NOTE 4 A component of an array can be named with an indexed_component. A value of an array type can be specified with an array_aggregate. For a one-dimensional array type, a slice of the array can be named; also, string literals are defined if the component type is a character type.

Examples

17

Examples (using arrays declared in the examples of subclause 3.6.1):

18
--  Filter'First      =   0   Filter'Last       =  31   Filter'Length =  32
--  Rectangle'Last(1) =  20   Rectangle'Last(2) =  30

3.6.3 String Types

Static Semantics

1

A one-dimensional array type whose component type is a character type is called a string type.

2/2

[There are three predefined string types, String, Wide_String, and Wide_Wide_String, each indexed by values of the predefined subtype Positive; these are declared in the visible part of package Standard:]

3
[subtype Positive is Integer range 1 .. Integer'Last;
4/2
type String is array(Positive range <>) of Character; type Wide_String is array(Positive range <>) of Wide_Character; type Wide_Wide_String is array(Positive range <>) of Wide_Wide_Character; ]
5
note
NOTE 1 String literals (see 2.6 and 4.2) are defined for all string types.
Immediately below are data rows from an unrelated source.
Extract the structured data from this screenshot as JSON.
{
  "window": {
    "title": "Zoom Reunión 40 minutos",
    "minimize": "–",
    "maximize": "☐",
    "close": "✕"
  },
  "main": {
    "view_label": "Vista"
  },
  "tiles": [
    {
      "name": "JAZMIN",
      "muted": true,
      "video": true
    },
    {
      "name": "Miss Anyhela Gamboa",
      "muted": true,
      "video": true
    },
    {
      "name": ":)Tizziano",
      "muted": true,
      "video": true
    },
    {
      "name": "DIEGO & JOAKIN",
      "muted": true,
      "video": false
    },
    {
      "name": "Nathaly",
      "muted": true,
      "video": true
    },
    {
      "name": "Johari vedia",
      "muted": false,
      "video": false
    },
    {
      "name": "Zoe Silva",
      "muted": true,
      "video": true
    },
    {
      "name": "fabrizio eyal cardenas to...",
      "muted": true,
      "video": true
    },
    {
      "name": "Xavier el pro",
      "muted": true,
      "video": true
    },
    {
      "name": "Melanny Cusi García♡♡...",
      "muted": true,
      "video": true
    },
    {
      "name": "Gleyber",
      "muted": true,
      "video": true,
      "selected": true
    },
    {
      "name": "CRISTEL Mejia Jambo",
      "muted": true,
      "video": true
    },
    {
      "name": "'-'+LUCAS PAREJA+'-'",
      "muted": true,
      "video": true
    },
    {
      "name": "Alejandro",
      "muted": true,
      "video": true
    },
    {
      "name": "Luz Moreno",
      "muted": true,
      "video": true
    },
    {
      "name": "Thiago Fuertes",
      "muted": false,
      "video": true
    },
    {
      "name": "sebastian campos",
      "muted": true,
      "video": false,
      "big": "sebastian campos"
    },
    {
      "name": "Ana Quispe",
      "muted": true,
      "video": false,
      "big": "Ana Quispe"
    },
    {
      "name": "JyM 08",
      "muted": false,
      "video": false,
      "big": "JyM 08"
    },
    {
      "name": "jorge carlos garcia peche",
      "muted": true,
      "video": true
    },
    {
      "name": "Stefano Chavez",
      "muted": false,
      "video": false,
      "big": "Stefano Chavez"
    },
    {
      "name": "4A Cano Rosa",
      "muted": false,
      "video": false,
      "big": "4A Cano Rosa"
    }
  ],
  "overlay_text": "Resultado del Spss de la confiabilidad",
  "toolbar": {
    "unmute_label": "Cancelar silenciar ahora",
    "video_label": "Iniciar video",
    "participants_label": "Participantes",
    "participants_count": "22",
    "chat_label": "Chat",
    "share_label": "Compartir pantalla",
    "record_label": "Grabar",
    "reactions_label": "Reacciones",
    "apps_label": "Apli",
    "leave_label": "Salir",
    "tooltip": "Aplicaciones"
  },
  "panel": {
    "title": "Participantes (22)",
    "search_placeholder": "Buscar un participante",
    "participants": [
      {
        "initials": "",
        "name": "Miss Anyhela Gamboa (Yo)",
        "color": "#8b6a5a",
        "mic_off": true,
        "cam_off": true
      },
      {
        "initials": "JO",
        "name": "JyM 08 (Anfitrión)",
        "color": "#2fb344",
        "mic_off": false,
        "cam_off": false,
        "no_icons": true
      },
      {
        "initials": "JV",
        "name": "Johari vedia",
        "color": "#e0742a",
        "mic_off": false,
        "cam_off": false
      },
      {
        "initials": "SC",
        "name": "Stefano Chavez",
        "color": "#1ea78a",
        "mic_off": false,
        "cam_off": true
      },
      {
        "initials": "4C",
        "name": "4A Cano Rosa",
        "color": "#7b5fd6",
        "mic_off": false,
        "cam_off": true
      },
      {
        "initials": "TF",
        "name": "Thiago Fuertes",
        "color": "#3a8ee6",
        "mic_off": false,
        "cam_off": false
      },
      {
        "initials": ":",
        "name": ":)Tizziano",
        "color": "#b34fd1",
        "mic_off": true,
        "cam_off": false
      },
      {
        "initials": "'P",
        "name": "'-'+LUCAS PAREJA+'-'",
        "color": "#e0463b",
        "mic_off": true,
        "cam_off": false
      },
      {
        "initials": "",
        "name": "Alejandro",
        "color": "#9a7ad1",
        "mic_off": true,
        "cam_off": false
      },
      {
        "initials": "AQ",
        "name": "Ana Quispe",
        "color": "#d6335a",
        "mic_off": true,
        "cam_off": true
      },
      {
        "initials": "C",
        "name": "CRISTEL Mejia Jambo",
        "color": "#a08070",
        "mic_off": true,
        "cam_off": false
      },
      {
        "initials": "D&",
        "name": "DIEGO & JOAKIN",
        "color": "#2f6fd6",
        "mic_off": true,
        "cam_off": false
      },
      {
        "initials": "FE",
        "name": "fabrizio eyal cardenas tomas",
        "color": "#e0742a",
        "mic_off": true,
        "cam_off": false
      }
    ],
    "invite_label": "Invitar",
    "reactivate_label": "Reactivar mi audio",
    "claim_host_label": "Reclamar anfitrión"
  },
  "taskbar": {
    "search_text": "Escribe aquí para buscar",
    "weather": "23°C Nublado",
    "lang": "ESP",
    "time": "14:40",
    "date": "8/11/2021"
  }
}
The concatenation operator & is predefined for string types, as for all nonlimited one-dimensional array types. The ordering operators <, <=, >, and >= are predefined for string types, as for all one-dimensional discrete array types; these ordering operators correspond to lexicographic order (see 4.5.2).

Examples

6

Examples of string objects:

7
Stars      : String(1 .. 120) := (1 .. 120 => '*' );
Question   : constant String  := "How many characters?";
	-- Question'First = 1, Question'Last = 20
	-- Question'Length = 20 (the number of characters)
8Ask_Twice  : String  := Question & Question;	-- constrained to (1..40)
Ninety_Six : constant Roman   := "XCVI";	-- see 3.5.2 and 3.6

Inconsistencies With Ada 83

8.a
note
The declaration of Wide_String in Standard hides a use-visible declaration with the same defining_identifier. In rare cases, this might result in an inconsistency between Ada 83 and Ada 95.

Incompatibilities With Ada 83

8.b
note
Because both String and Wide_String are always directly visible, an expression like
8.c
"a" < "bc"
8.d
note
is now ambiguous, whereas in Ada 83 both string literals could be resolved to type String.

Extensions to Ada 83

8.e
note
The type Wide_String is new (though it was approved by ARG for Ada 83 compilers as well).

Wording Changes from Ada 83

8.f
note
We define the term string type as a natural analogy to the term character type.

Inconsistencies With Ada 95

8.g/2
note
The declaration of Wide_Wide_String in Standard hides a use-visible declaration with the same defining_identifier. In the (very) unlikely event that an Ada 95 program had depended on such a use-visible declaration, and the program remains legal after the substitution of Standard.Wide_Wide_String, the meaning of the program will be different.

Extensions to Ada 95

8.h/2
note
The type Wide_Wide_String is new.